The latest cross border M&A deal by the Indian conglomerate surprises observers by having Tata Chemicals, not Tata Motors, in the driver's seat
Tata Chemicals announced yesterday a deal to acquire US-based chemical firm General Chemical Industrial Products for $1 billion.
General Chemical is a soda ash producer with a capacity of 2.5 million tonnes per annum at its manufacturing facilities at the Green River Basin in Wyoming. Details of how Tata Chemicals intends to finance the acquisition weren't disclosed in the company's stock exchange filing.
Demand for soda ash, which is used for making soaps, detergents and as an input into other chemicals, is increasing in Asia as domestic consumption drives demand. Tata Chemicals has already made one overseas acquisition—the Brunner Mond Group in the UK—and the latest deal is another attempt by the Indian major to add capacity and secure supply.
The targeted completion date hasn't been announced and the deal is subject to approvals from shareholders and regulators.
A leading Indian conglomerate, the Tata group is on an overseas acquisition spree that can be traced back to 1999 when Tata Tea acquired Tetley for $431 million from an investor consortium led by Schroders. The Tetley deal was at the time the largest cross border takeover by an Indian company.
But it is in the recent past that the group has really put its foot on the accelerator.
Tata Steel announced a few deals in Southeast Asia before it went all out with its acquisition of UK's Corus last year for an equity value of $12.2 billion. The trade is the largest cross border outbound M&A deal out of India and also the largest leveraged buyout by an Indian firm.
Some observers had been suggesting the Tata group may need to take a pause and digest the Corus acquisition, but the Tatas obviously did not agree. The Indian group announced late last year that it was the leading suitor for Ford Motors' Land Rover and Jaguar businesses. That deal is expected to close shortly and will also be worth upwards of a billion dollars.
But Tata Chemicals, which was advised by Standard Chartered and Lazard, was still viewed as a somewhat surprising acquirer as the markets had not got wind of this deal.

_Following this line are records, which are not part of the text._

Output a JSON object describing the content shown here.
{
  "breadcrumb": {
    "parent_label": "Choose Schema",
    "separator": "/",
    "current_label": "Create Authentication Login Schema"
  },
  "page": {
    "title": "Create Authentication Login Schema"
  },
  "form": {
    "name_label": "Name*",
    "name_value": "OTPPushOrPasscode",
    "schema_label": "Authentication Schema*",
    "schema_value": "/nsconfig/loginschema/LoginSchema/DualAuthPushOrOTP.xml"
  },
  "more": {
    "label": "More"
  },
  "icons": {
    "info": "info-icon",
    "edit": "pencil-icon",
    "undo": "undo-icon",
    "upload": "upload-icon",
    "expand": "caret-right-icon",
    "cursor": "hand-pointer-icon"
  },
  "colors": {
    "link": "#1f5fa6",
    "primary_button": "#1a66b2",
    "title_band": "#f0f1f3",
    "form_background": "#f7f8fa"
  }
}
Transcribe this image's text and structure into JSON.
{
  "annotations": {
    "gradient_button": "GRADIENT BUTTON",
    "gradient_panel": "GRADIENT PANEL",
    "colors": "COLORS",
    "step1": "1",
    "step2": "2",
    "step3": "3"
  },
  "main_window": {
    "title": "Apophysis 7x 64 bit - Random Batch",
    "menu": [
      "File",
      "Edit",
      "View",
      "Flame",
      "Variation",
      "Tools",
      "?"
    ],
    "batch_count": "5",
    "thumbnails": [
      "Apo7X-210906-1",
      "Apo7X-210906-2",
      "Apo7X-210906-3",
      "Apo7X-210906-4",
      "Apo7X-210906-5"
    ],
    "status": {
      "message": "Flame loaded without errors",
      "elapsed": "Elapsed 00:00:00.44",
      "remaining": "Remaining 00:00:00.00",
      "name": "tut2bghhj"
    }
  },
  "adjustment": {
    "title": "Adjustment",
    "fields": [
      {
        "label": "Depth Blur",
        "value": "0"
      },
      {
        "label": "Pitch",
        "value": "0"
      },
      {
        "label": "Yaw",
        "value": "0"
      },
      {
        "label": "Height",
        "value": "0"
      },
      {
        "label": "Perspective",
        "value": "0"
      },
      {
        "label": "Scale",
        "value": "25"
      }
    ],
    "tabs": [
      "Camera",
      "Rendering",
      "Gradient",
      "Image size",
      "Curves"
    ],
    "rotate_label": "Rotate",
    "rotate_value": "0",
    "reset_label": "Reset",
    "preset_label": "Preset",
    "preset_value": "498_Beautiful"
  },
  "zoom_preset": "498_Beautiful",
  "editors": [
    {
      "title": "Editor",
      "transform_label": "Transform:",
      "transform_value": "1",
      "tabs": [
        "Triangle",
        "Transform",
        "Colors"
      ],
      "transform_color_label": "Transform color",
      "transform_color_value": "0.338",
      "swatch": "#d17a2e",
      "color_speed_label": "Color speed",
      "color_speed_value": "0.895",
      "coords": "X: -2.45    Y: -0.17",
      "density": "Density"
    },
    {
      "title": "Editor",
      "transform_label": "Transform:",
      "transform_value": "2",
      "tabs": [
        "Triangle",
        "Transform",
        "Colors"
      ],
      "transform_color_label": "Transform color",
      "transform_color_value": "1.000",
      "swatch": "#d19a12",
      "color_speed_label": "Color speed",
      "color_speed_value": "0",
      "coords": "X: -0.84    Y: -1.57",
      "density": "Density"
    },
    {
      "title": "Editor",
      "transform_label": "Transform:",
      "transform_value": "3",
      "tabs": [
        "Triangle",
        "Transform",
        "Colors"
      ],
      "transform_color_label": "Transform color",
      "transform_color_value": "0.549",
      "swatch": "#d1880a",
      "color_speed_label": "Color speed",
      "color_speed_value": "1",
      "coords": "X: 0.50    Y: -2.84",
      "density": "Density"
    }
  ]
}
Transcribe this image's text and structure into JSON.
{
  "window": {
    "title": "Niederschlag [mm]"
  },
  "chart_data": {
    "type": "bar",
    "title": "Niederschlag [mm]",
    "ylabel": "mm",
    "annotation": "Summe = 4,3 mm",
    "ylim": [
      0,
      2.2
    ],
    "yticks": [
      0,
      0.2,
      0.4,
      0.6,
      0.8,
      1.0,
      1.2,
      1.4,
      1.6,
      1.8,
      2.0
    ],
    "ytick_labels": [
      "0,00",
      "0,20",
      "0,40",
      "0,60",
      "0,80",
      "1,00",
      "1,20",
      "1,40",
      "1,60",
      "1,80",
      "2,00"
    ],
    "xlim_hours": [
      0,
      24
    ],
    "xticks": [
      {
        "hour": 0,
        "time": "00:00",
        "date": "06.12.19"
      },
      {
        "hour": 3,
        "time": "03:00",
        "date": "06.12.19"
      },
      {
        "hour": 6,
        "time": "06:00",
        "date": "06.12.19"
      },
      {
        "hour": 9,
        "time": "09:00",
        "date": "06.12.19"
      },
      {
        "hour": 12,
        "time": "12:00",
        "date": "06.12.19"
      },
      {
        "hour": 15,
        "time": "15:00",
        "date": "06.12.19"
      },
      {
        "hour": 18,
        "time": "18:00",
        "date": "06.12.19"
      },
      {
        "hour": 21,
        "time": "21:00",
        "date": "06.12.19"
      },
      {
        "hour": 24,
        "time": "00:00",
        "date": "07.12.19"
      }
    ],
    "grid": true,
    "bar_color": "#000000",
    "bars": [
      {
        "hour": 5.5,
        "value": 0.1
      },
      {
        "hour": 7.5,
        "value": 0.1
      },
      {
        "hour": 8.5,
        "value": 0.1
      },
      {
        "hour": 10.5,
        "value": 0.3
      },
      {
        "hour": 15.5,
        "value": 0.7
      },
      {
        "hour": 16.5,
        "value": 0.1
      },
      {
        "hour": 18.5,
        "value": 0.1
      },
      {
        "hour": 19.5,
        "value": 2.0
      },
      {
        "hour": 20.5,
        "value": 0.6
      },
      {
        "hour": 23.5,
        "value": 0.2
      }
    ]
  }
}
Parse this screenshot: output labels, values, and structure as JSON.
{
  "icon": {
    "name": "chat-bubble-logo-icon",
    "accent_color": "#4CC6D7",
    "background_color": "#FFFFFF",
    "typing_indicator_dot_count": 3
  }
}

The Tatas have once again acquired a firm with a long operating history. The General Chemical group traces its roots to the nineteenth century and was a pioneer in chemical manufacturing. It started facing problems early this decade due to lower realisations and mounting operating costs. In 2004, the US company went through a reorganisation pursuant to a Chapter 11 bankruptcy filing, whereby Harbert Management became the firm's principal shareholder.
Harbert Management is an investment management firm which has grown the assets it manages from $1.5 billion in 2002 to $21.2 billion as of December 2007. It made the investment in General Chemical via its fund Harbinger Capital Partners which focuses on restructurings, turnarounds and liquidations.
Tata Chemicals shares initially gained on the news, then lost 7% over the course of yesterday's trading to close at Rs305 ($7.75), making it one of the top losers of the day. Indian bourses, in tandem with other Asian markets, have been nervous over the past few trading sessions as subprime concerns have started to sink in. In this environment, investors view announcements of large acquisitions, especially unexpected ones, with trepidation.
The Sensex traded in a tight range yestarday, closing down around 1% at 17,467.